By 7th period yesterday I was in particularly bad shape. I managed to get across some instructions to my AP students, they humored me, and then we all basically took the second half of class off. 8th period was difficult, to put it mildly. Finally, I got home and crawled into bed in my clothes – didn't even bother to take off my stocking cap.

I can always tell when I'm really sick (as opposed to "mansick," which we'll cover in a different post**) because I'll have The Recurring Sick Dream. And yesterday, bundled up in fleece and buried under strata of blankets, The Recurring Sick Dream came a-calling.

A touchstone of early childhood, The Recurring Sick Dream only happens when I'm in that diseased limbo between consciousness and la-la land. Set against a backdrop of bright space, it involves large piles of something indefinable shifting slowly. The piles move, in no particular direction, and the rate at which they move is somewhere between glacial and dead stop. They make a mushy sound. Interspersed in the space are tiny needles of light – my first impression is that there are many, but I'm only ever able to see one at a time. These needles emit a sound that is sterile and piercing; the sound is shapeless but deafening.

The piles and needles move through space hinting at an eternity of no relief.

It took me until I was eight or nine to realize that the piles' mushy sound is my head shifting on my pillow, that soft brushing sound you hear when the room is very, very quiet. The needles are my brain's way of dealing with the constant – though usually minor – ringing in my ears, which is undoubtedly magnified by illness.

So piles and needles haunted me from 4:00 to 5:30 or so, when I vaguely remember Kathryn trying to deal with our phone and Internet situation. She left shortly thereafter to use the library's Internet and I stumbled to the basement in search of some sort of relief – any relief at all – and definitely did not find it in Monday Night Football or old WWII footage (someone ask me sometime about my contradictory Military Channel addiction).

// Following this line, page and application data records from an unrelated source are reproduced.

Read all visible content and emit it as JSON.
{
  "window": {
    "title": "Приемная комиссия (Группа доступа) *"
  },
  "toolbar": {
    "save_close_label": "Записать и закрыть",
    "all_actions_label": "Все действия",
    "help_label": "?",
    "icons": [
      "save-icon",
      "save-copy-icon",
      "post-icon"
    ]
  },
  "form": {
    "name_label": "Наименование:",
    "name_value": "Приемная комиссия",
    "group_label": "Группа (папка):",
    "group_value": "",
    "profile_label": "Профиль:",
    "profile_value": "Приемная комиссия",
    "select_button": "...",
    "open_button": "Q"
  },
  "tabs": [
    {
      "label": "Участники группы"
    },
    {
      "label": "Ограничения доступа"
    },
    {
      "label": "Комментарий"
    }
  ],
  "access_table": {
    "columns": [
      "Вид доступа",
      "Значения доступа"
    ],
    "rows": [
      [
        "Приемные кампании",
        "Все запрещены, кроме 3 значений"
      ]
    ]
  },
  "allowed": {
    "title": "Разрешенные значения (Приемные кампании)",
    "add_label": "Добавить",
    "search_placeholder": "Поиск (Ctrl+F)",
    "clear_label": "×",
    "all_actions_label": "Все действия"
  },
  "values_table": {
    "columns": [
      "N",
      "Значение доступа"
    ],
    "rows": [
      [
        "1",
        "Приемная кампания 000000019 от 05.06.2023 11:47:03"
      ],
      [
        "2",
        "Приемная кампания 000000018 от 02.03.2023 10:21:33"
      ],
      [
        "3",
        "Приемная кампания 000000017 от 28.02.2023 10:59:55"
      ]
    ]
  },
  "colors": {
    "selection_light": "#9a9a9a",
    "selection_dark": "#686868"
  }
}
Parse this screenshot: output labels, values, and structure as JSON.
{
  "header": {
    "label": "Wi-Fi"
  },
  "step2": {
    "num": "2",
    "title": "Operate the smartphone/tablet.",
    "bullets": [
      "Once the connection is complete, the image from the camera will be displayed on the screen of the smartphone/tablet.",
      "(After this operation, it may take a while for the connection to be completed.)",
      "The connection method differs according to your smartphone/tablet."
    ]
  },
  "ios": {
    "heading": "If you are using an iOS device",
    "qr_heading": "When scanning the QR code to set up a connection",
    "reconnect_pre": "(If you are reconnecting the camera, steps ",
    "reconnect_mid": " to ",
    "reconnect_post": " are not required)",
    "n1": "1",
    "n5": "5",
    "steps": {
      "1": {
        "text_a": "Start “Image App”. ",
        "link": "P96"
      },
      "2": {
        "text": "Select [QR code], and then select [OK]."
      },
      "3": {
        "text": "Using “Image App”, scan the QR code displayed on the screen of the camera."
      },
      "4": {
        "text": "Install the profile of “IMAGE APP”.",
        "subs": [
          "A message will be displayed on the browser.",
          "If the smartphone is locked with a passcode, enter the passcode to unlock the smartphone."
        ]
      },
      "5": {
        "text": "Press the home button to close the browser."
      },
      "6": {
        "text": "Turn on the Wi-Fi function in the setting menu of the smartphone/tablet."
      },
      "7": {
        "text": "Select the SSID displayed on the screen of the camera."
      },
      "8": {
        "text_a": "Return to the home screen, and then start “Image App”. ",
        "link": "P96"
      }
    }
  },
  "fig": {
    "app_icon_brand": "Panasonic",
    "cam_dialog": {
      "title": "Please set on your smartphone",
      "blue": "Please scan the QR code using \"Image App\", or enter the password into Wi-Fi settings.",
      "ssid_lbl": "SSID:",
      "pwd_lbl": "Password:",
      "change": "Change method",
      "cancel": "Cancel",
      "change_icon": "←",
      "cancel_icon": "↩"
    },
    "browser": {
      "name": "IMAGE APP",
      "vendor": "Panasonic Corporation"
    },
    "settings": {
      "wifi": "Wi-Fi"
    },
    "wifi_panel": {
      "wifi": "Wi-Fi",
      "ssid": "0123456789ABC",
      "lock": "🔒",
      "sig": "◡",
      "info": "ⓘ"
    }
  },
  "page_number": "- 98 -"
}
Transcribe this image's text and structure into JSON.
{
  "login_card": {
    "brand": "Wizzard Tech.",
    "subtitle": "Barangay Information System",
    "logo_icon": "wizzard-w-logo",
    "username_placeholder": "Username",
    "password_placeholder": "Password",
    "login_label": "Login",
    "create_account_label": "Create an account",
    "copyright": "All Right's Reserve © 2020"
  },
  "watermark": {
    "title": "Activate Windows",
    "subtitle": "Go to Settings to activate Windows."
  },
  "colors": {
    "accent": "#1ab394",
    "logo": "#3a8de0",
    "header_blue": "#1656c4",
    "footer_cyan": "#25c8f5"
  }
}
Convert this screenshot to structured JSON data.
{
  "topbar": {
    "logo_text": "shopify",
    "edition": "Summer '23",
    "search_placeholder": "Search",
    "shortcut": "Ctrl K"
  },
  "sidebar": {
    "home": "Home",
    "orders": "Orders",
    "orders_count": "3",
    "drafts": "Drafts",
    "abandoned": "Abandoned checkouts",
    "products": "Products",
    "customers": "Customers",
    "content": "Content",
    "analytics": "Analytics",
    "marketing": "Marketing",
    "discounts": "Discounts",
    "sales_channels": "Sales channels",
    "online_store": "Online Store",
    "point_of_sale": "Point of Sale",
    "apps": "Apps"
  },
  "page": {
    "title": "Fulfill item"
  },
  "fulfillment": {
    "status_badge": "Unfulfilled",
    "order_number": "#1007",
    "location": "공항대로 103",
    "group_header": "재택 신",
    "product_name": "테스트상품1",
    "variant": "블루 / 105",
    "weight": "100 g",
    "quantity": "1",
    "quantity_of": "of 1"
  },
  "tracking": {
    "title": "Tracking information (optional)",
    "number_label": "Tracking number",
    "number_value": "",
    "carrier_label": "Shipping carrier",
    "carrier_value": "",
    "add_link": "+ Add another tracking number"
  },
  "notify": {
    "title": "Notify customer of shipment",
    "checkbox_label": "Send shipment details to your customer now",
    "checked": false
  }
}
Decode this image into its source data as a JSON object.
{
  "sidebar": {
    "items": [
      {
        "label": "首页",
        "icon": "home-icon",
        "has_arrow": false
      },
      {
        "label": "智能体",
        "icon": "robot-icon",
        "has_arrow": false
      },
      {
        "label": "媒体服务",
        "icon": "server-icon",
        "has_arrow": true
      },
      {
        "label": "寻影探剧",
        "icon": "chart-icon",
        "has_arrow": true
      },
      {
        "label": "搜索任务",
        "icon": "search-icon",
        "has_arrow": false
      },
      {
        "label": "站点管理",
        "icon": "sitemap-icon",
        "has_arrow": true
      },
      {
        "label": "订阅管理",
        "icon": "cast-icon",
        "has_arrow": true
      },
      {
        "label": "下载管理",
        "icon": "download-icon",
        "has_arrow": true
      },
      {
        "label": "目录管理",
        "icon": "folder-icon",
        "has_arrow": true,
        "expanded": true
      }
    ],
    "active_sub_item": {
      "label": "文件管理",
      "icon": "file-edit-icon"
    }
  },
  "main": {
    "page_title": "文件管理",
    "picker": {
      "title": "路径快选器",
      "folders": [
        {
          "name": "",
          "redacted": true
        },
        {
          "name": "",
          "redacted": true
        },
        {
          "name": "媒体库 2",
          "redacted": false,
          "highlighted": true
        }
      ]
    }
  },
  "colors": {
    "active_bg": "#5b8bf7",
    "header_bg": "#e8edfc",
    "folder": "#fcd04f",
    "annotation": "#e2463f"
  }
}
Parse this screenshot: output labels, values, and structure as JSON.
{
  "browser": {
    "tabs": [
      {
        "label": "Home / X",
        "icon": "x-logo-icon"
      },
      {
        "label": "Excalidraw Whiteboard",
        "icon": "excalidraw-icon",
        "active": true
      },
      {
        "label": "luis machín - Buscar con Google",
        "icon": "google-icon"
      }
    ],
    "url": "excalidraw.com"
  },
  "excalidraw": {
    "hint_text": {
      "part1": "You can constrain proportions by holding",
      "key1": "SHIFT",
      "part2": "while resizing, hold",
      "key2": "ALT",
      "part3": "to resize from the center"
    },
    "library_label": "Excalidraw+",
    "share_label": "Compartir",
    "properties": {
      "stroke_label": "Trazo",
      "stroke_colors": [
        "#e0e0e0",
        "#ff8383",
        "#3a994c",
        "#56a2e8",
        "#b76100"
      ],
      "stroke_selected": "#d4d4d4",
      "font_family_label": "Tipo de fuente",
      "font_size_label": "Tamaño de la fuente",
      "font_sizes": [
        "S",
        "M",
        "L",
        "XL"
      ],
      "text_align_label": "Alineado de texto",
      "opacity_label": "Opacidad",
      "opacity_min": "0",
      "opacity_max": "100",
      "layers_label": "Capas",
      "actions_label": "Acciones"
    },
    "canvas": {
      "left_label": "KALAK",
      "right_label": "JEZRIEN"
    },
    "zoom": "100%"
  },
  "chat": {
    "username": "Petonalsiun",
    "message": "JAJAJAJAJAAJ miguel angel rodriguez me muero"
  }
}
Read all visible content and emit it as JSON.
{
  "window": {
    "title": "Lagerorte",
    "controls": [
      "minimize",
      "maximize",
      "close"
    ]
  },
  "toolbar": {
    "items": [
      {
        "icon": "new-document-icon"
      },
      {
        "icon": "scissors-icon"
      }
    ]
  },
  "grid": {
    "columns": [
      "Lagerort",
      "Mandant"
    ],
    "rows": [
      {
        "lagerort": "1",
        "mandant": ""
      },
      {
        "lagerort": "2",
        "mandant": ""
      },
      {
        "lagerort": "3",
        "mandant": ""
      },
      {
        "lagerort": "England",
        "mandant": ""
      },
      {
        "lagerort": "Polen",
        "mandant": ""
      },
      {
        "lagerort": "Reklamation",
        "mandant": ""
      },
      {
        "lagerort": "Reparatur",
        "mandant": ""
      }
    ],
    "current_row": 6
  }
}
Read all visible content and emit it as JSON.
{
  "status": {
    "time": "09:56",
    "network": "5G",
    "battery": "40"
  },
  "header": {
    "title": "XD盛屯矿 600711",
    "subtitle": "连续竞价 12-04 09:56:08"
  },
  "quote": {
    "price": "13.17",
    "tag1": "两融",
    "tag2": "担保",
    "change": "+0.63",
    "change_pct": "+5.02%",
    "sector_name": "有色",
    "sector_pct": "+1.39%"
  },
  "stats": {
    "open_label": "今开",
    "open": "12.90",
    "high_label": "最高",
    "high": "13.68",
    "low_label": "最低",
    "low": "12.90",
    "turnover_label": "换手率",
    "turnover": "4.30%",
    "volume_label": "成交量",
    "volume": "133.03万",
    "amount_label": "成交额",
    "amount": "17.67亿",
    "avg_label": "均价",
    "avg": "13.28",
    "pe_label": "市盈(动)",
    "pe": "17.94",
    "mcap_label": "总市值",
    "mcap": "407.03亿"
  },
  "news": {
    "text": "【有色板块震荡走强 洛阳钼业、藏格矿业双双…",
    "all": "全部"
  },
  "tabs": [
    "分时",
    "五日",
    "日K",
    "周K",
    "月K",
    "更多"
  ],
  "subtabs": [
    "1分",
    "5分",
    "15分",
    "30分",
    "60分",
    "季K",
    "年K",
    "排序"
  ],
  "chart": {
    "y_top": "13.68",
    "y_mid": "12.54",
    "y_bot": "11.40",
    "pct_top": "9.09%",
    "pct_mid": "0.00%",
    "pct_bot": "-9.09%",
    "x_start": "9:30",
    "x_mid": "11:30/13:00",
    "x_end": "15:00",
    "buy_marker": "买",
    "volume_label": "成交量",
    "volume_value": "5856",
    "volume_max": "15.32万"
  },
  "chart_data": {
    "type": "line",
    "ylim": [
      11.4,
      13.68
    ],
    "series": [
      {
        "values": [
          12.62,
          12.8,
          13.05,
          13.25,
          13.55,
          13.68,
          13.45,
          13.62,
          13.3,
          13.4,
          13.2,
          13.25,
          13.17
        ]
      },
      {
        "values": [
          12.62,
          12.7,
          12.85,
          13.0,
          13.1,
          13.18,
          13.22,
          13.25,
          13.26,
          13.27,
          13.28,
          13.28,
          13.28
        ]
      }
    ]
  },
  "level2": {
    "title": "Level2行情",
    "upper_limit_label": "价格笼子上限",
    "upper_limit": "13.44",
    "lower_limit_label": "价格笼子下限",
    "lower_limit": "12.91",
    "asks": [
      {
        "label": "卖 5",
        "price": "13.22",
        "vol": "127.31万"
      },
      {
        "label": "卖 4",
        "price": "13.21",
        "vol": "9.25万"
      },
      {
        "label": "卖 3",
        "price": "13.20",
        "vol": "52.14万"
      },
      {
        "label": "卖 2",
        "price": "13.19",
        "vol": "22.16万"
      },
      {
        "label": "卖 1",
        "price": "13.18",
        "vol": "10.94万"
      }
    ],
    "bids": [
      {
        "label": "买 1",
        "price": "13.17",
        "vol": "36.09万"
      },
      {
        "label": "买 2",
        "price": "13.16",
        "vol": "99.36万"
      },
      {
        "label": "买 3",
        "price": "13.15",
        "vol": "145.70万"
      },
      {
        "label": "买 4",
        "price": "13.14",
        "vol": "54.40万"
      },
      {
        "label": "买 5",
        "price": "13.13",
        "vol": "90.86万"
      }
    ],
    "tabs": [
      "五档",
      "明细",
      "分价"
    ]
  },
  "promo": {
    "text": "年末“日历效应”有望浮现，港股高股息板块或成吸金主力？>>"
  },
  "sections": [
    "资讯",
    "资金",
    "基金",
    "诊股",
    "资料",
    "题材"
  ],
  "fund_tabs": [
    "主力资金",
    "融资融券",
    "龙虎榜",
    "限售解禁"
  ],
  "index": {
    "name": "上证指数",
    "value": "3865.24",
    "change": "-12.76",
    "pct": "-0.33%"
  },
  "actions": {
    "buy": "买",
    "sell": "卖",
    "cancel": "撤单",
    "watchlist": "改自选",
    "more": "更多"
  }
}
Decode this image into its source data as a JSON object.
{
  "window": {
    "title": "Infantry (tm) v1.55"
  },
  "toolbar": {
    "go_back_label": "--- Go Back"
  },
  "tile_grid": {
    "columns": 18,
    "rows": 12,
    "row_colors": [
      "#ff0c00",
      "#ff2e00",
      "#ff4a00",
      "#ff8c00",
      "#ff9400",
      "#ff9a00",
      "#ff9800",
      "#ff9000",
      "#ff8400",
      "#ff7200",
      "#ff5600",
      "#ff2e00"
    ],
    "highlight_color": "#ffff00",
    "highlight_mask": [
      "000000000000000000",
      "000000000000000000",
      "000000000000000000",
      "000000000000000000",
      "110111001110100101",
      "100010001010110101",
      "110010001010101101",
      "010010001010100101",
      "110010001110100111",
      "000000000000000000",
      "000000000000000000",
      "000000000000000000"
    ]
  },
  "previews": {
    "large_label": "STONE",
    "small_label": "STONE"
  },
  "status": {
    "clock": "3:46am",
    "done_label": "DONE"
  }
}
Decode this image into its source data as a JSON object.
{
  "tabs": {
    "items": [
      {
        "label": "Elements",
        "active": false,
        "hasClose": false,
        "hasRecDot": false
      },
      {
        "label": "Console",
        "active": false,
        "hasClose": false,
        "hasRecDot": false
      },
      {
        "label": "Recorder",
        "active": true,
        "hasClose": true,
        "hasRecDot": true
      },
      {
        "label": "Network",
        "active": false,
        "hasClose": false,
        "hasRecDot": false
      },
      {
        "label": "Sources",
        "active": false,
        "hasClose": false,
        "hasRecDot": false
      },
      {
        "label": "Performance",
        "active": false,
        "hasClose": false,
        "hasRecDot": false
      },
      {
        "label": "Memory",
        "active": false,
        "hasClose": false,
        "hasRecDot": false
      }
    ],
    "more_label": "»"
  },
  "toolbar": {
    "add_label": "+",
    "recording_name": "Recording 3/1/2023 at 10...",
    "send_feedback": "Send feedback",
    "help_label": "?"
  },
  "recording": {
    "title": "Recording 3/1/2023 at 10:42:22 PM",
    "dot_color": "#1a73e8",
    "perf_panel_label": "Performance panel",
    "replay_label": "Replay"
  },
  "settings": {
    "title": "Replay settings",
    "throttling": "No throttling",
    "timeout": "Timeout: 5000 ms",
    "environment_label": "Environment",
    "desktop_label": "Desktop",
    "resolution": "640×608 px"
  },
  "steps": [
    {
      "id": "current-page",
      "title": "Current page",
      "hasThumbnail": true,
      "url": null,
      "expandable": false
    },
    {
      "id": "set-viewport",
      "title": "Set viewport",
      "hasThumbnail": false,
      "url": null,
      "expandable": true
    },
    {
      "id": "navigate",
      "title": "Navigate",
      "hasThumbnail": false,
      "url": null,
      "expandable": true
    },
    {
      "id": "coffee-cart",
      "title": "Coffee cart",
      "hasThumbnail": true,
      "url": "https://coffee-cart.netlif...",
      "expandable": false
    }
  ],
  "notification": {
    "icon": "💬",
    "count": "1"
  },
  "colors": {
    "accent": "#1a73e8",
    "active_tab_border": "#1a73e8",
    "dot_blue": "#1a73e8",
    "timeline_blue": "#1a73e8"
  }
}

This morning was an adventure in figuring out how to call in sick. I've never called in from home before; usually, I make it to school long enough to realize I definitely should not be at school. With no Internet, I was somewhat at a loss. But I figured it out, they found a sub, and I'm hoping the day in the classroom went well; I spent it asleep on the upstairs couch. Managed to finish an old Tom Clancy novel I hadn't read in 20 years, so that was cool.

I've requested a sub for tomorrow, too. Sitting here on the sofa, upright for the first time in hours, the aches are returning quickly. Not cool, niece. Not cool.

* I don't really say or believe this. But it sure sounds funny.
** I wish I could claim coining this term, but alas, credit goes to Mary Ann.